§ **Work request**
Which lines in the entries below contain the string "SHADE"? Show each of them in full.
···
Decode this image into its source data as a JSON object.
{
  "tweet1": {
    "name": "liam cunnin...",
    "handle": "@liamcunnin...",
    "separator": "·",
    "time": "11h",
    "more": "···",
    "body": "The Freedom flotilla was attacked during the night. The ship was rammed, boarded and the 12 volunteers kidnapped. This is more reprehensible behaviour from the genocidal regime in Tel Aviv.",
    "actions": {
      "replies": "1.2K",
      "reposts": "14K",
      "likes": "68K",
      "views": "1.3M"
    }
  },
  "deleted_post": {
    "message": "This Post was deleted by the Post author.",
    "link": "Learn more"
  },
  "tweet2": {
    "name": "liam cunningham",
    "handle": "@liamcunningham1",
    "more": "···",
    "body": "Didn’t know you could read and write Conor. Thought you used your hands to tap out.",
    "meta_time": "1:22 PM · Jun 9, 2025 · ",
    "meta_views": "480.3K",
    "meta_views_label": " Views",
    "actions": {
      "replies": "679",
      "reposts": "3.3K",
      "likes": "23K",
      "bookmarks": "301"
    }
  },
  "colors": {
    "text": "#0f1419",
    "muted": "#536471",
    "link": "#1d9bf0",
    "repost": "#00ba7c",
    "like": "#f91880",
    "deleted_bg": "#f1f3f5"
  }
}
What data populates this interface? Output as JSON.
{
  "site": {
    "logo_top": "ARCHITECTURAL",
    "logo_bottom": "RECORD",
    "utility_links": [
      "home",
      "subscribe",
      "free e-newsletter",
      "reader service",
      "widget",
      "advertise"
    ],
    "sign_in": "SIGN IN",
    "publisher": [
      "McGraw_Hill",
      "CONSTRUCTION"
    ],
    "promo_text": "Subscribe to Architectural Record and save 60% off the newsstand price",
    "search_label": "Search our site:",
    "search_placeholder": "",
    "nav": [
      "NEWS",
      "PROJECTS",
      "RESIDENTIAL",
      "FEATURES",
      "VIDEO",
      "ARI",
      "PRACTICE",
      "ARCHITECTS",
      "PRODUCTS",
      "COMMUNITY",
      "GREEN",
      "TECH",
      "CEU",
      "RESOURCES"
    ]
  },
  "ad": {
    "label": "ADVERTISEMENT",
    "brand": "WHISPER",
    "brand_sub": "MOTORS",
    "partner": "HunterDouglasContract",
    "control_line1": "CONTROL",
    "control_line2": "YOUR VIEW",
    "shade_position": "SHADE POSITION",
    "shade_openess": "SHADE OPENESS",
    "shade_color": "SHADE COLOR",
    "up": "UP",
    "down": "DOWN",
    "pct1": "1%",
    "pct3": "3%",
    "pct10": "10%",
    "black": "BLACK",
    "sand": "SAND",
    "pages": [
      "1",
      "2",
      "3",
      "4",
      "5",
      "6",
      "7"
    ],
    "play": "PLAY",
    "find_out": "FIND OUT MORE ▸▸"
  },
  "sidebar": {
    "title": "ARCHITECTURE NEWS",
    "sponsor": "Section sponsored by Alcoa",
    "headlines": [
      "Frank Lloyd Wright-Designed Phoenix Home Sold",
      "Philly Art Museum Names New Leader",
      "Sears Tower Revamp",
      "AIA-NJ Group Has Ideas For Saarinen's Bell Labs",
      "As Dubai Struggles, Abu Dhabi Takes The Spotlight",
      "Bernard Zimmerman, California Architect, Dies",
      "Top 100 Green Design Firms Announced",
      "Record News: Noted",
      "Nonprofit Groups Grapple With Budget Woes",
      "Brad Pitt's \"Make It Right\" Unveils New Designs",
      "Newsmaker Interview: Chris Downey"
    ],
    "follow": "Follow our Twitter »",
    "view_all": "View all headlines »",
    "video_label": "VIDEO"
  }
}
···
§ **Reply**
    "shade_position": "SHADE POSITION",
    "shade_openess": "SHADE OPENESS",
    "shade_color": "SHADE COLOR",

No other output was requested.